> **The problem**:
Omitting all images, set down every line below exactly as it appears.

> **Data supplied**:
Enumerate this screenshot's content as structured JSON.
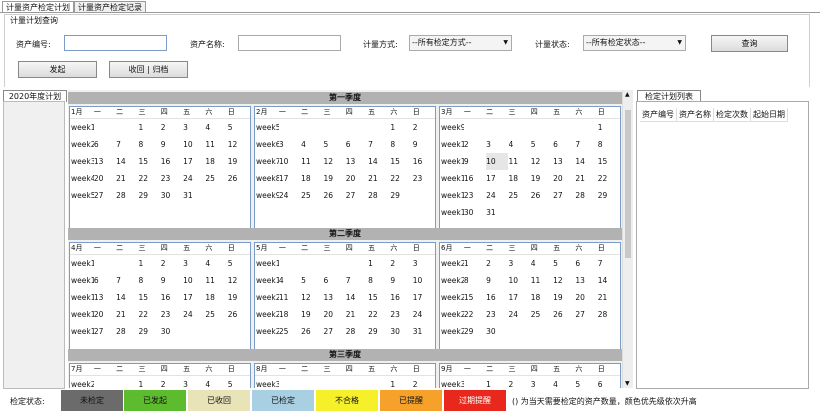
{
  "tabs": [
    {
      "label": "计量资产检定计划",
      "active": true
    },
    {
      "label": "计量资产检定记录",
      "active": false
    }
  ],
  "query": {
    "title": "计量计划查询",
    "asset_no_label": "资产编号:",
    "asset_name_label": "资产名称:",
    "method_label": "计量方式:",
    "method_value": "--所有检定方式--",
    "status_label": "计量状态:",
    "status_value": "--所有检定状态--",
    "search_label": "查询",
    "start_label": "发起",
    "recall_label": "收回 | 归档"
  },
  "year_tab": "2020年度计划",
  "list": {
    "tab": "检定计划列表",
    "columns": [
      "资产编号",
      "资产名称",
      "检定次数",
      "起始日期"
    ]
  },
  "weekday_headers": [
    "一",
    "二",
    "三",
    "四",
    "五",
    "六",
    "日"
  ],
  "quarters": [
    {
      "title": "第一季度",
      "months": [
        {
          "name": "1月",
          "rows": [
            {
              "w": "week1",
              "d": [
                "",
                "",
                "1",
                "2",
                "3",
                "4",
                "5"
              ]
            },
            {
              "w": "week2",
              "d": [
                "6",
                "7",
                "8",
                "9",
                "10",
                "11",
                "12"
              ]
            },
            {
              "w": "week3",
              "d": [
                "13",
                "14",
                "15",
                "16",
                "17",
                "18",
                "19"
              ]
            },
            {
              "w": "week4",
              "d": [
                "20",
                "21",
                "22",
                "23",
                "24",
                "25",
                "26"
              ]
            },
            {
              "w": "week5",
              "d": [
                "27",
                "28",
                "29",
                "30",
                "31",
                "",
                ""
              ]
            },
            {
              "w": "",
              "d": [
                "",
                "",
                "",
                "",
                "",
                "",
                ""
              ]
            }
          ]
        },
        {
          "name": "2月",
          "rows": [
            {
              "w": "week5",
              "d": [
                "",
                "",
                "",
                "",
                "",
                "1",
                "2"
              ]
            },
            {
              "w": "week6",
              "d": [
                "3",
                "4",
                "5",
                "6",
                "7",
                "8",
                "9"
              ]
            },
            {
              "w": "week7",
              "d": [
                "10",
                "11",
                "12",
                "13",
                "14",
                "15",
                "16"
              ]
            },
            {
              "w": "week8",
              "d": [
                "17",
                "18",
                "19",
                "20",
                "21",
                "22",
                "23"
              ]
            },
            {
              "w": "week9",
              "d": [
                "24",
                "25",
                "26",
                "27",
                "28",
                "29",
                ""
              ]
            },
            {
              "w": "",
              "d": [
                "",
                "",
                "",
                "",
                "",
                "",
                ""
              ]
            }
          ]
        },
        {
          "name": "3月",
          "rows": [
            {
              "w": "week9",
              "d": [
                "",
                "",
                "",
                "",
                "",
                "",
                "1"
              ]
            },
            {
              "w": "week10",
              "d": [
                "2",
                "3",
                "4",
                "5",
                "6",
                "7",
                "8"
              ]
            },
            {
              "w": "week11",
              "d": [
                "9",
                "10",
                "11",
                "12",
                "13",
                "14",
                "15"
              ]
            },
            {
              "w": "week12",
              "d": [
                "16",
                "17",
                "18",
                "19",
                "20",
                "21",
                "22"
              ]
            },
            {
              "w": "week13",
              "d": [
                "23",
                "24",
                "25",
                "26",
                "27",
                "28",
                "29"
              ]
            },
            {
              "w": "week14",
              "d": [
                "30",
                "31",
                "",
                "",
                "",
                "",
                ""
              ]
            }
          ]
        }
      ]
    },
    {
      "title": "第二季度",
      "months": [
        {
          "name": "4月",
          "rows": [
            {
              "w": "week1",
              "d": [
                "",
                "",
                "1",
                "2",
                "3",
                "4",
                "5"
              ]
            },
            {
              "w": "week1",
              "d": [
                "6",
                "7",
                "8",
                "9",
                "10",
                "11",
                "12"
              ]
            },
            {
              "w": "week1",
              "d": [
                "13",
                "14",
                "15",
                "16",
                "17",
                "18",
                "19"
              ]
            },
            {
              "w": "week1",
              "d": [
                "20",
                "21",
                "22",
                "23",
                "24",
                "25",
                "26"
              ]
            },
            {
              "w": "week1",
              "d": [
                "27",
                "28",
                "29",
                "30",
                "",
                "",
                ""
              ]
            }
          ]
        },
        {
          "name": "5月",
          "rows": [
            {
              "w": "week18",
              "d": [
                "",
                "",
                "",
                "",
                "1",
                "2",
                "3"
              ]
            },
            {
              "w": "week19",
              "d": [
                "4",
                "5",
                "6",
                "7",
                "8",
                "9",
                "10"
              ]
            },
            {
              "w": "week20",
              "d": [
                "11",
                "12",
                "13",
                "14",
                "15",
                "16",
                "17"
              ]
            },
            {
              "w": "week21",
              "d": [
                "18",
                "19",
                "20",
                "21",
                "22",
                "23",
                "24"
              ]
            },
            {
              "w": "week22",
              "d": [
                "25",
                "26",
                "27",
                "28",
                "29",
                "30",
                "31"
              ]
            }
          ]
        },
        {
          "name": "6月",
          "rows": [
            {
              "w": "week23",
              "d": [
                "1",
                "2",
                "3",
                "4",
                "5",
                "6",
                "7"
              ]
            },
            {
              "w": "week24",
              "d": [
                "8",
                "9",
                "10",
                "11",
                "12",
                "13",
                "14"
              ]
            },
            {
              "w": "week25",
              "d": [
                "15",
                "16",
                "17",
                "18",
                "19",
                "20",
                "21"
              ]
            },
            {
              "w": "week26",
              "d": [
                "22",
                "23",
                "24",
                "25",
                "26",
                "27",
                "28"
              ]
            },
            {
              "w": "week27",
              "d": [
                "29",
                "30",
                "",
                "",
                "",
                "",
                ""
              ]
            }
          ]
        }
      ]
    },
    {
      "title": "第三季度",
      "months": [
        {
          "name": "7月",
          "rows": [
            {
              "w": "week27",
              "d": [
                "",
                "",
                "1",
                "2",
                "3",
                "4",
                "5"
              ]
            }
          ]
        },
        {
          "name": "8月",
          "rows": [
            {
              "w": "week31",
              "d": [
                "",
                "",
                "",
                "",
                "",
                "1",
                "2"
              ]
            }
          ]
        },
        {
          "name": "9月",
          "rows": [
            {
              "w": "week36",
              "d": [
                "",
                "1",
                "2",
                "3",
                "4",
                "5",
                "6"
              ]
            }
          ]
        }
      ]
    }
  ],
  "legend": {
    "label": "检定状态:",
    "items": [
      {
        "label": "未检定",
        "color": "#6b6b6b"
      },
      {
        "label": "已发起",
        "color": "#5dbb2e"
      },
      {
        "label": "已收回",
        "color": "#e8e4b8"
      },
      {
        "label": "已检定",
        "color": "#a9cfe3"
      },
      {
        "label": "不合格",
        "color": "#f5f02a"
      },
      {
        "label": "已提醒",
        "color": "#f6a22a"
      },
      {
        "label": "过期提醒",
        "color": "#e8281c"
      }
    ],
    "note": "() 为当天需要检定的资产数量，颜色优先级依次升高"
  },
  "highlight": {
    "q": 0,
    "m": 2,
    "r": 2,
    "c": 1
  }
}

> **Response box**:
Enumerate this screenshot's content as structured JSON.
{
  "tabs": [
    {
      "label": "计量资产检定计划",
      "active": true
    },
    {
      "label": "计量资产检定记录",
      "active": false
    }
  ],
  "query": {
    "title": "计量计划查询",
    "asset_no_label": "资产编号:",
    "asset_name_label": "资产名称:",
    "method_label": "计量方式:",
    "method_value": "--所有检定方式--",
    "status_label": "计量状态:",
    "status_value": "--所有检定状态--",
    "search_label": "查询",
    "start_label": "发起",
    "recall_label": "收回 | 归档"
  },
  "year_tab": "2020年度计划",
  "list": {
    "tab": "检定计划列表",
    "columns": [
      "资产编号",
      "资产名称",
      "检定次数",
      "起始日期"
    ]
  },
  "weekday_headers": [
    "一",
    "二",
    "三",
    "四",
    "五",
    "六",
    "日"
  ],
  "quarters": [
    {
      "title": "第一季度",
      "months": [
        {
          "name": "1月",
          "rows": [
            {
              "w": "week1",
              "d": [
                "",
                "",
                "1",
                "2",
                "3",
                "4",
                "5"
              ]
            },
            {
              "w": "week2",
              "d": [
                "6",
                "7",
                "8",
                "9",
                "10",
                "11",
                "12"
              ]
            },
            {
              "w": "week3",
              "d": [
                "13",
                "14",
                "15",
                "16",
                "17",
                "18",
                "19"
              ]
            },
            {
              "w": "week4",
              "d": [
                "20",
                "21",
                "22",
                "23",
                "24",
                "25",
                "26"
              ]
            },
            {
              "w": "week5",
              "d": [
                "27",
                "28",
                "29",
                "30",
                "31",
                "",
                ""
              ]
            },
            {
              "w": "",
              "d": [
                "",
                "",
                "",
                "",
                "",
                "",
                ""
              ]
            }
          ]
        },
        {
          "name": "2月",
          "rows": [
            {
              "w": "week5",
              "d": [
                "",
                "",
                "",
                "",
                "",
                "1",
                "2"
              ]
            },
            {
              "w": "week6",
              "d": [
                "3",
                "4",
                "5",
                "6",
                "7",
                "8",
                "9"
              ]
            },
            {
              "w": "week7",
              "d": [
                "10",
                "11",
                "12",
                "13",
                "14",
                "15",
                "16"
              ]
            },
            {
              "w": "week8",
              "d": [
                "17",
                "18",
                "19",
                "20",
                "21",
                "22",
                "23"
              ]
            },
            {
              "w": "week9",
              "d": [
                "24",
                "25",
                "26",
                "27",
                "28",
                "29",
                ""
              ]
            },
            {
              "w": "",
              "d": [
                "",
                "",
                "",
                "",
                "",
                "",
                ""
              ]
            }
          ]
        },
        {
          "name": "3月",
          "rows": [
            {
              "w": "week9",
              "d": [
                "",
                "",
                "",
                "",
                "",
                "",
                "1"
              ]
            },
            {
              "w": "week10",
              "d": [
                "2",
                "3",
                "4",
                "5",
                "6",
                "7",
                "8"
              ]
            },
            {
              "w": "week11",
              "d": [
                "9",
                "10",
                "11",
                "12",
                "13",
                "14",
                "15"
              ]
            },
            {
              "w": "week12",
              "d": [
                "16",
                "17",
                "18",
                "19",
                "20",
                "21",
                "22"
              ]
            },
            {
              "w": "week13",
              "d": [
                "23",
                "24",
                "25",
                "26",
                "27",
                "28",
                "29"
              ]
            },
            {
              "w": "week14",
              "d": [
                "30",
                "31",
                "",
                "",
                "",
                "",
                ""
              ]
            }
          ]
        }
      ]
    },
    {
      "title": "第二季度",
      "months": [
        {
          "name": "4月",
          "rows": [
            {
              "w": "week1",
              "d": [
                "",
                "",
                "1",
                "2",
                "3",
                "4",
                "5"
              ]
            },
            {
              "w": "week1",
              "d": [
                "6",
                "7",
                "8",
                "9",
                "10",
                "11",
                "12"
              ]
            },
            {
              "w": "week1",
              "d": [
                "13",
                "14",
                "15",
                "16",
                "17",
                "18",
                "19"
              ]
            },
            {
              "w": "week1",
              "d": [
                "20",
                "21",
                "22",
                "23",
                "24",
                "25",
                "26"
              ]
            },
            {
              "w": "week1",
              "d": [
                "27",
                "28",
                "29",
                "30",
                "",
                "",
                ""
              ]
            }
          ]
        },
        {
          "name": "5月",
          "rows": [
            {
              "w": "week18",
              "d": [
                "",
                "",
                "",
                "",
                "1",
                "2",
                "3"
              ]
            },
            {
              "w": "week19",
              "d": [
                "4",
                "5",
                "6",
                "7",
                "8",
                "9",
                "10"
              ]
            },
            {
              "w": "week20",
              "d": [
                "11",
                "12",
                "13",
                "14",
                "15",
                "16",
                "17"
              ]
            },
            {
              "w": "week21",
              "d": [
                "18",
                "19",
                "20",
                "21",
                "22",
                "23",
                "24"
              ]
            },
            {
              "w": "week22",
              "d": [
                "25",
                "26",
                "27",
                "28",
                "29",
                "30",
                "31"
              ]
            }
          ]
        },
        {
          "name": "6月",
          "rows": [
            {
              "w": "week23",
              "d": [
                "1",
                "2",
                "3",
                "4",
                "5",
                "6",
                "7"
              ]
            },
            {
              "w": "week24",
              "d": [
                "8",
                "9",
                "10",
                "11",
                "12",
                "13",
                "14"
              ]
            },
            {
              "w": "week25",
              "d": [
                "15",
                "16",
                "17",
                "18",
                "19",
                "20",
                "21"
              ]
            },
            {
              "w": "week26",
              "d": [
                "22",
                "23",
                "24",
                "25",
                "26",
                "27",
                "28"
              ]
            },
            {
              "w": "week27",
              "d": [
                "29",
                "30",
                "",
                "",
                "",
                "",
                ""
              ]
            }
          ]
        }
      ]
    },
    {
      "title": "第三季度",
      "months": [
        {
          "name": "7月",
          "rows": [
            {
              "w": "week27",
              "d": [
                "",
                "",
                "1",
                "2",
                "3",
                "4",
                "5"
              ]
            }
          ]
        },
        {
          "name": "8月",
          "rows": [
            {
              "w": "week31",
              "d": [
                "",
                "",
                "",
                "",
                "",
                "1",
                "2"
              ]
            }
          ]
        },
        {
          "name": "9月",
          "rows": [
            {
              "w": "week36",
              "d": [
                "",
                "1",
                "2",
                "3",
                "4",
                "5",
                "6"
              ]
            }
          ]
        }
      ]
    }
  ],
  "legend": {
    "label": "检定状态:",
    "items": [
      {
        "label": "未检定",
        "color": "#6b6b6b"
      },
      {
        "label": "已发起",
        "color": "#5dbb2e"
      },
      {
        "label": "已收回",
        "color": "#e8e4b8"
      },
      {
        "label": "已检定",
        "color": "#a9cfe3"
      },
      {
        "label": "不合格",
        "color": "#f5f02a"
      },
      {
        "label": "已提醒",
        "color": "#f6a22a"
      },
      {
        "label": "过期提醒",
        "color": "#e8281c"
      }
    ],
    "note": "() 为当天需要检定的资产数量，颜色优先级依次升高"
  },
  "highlight": {
    "q": 0,
    "m": 2,
    "r": 2,
    "c": 1
  }
}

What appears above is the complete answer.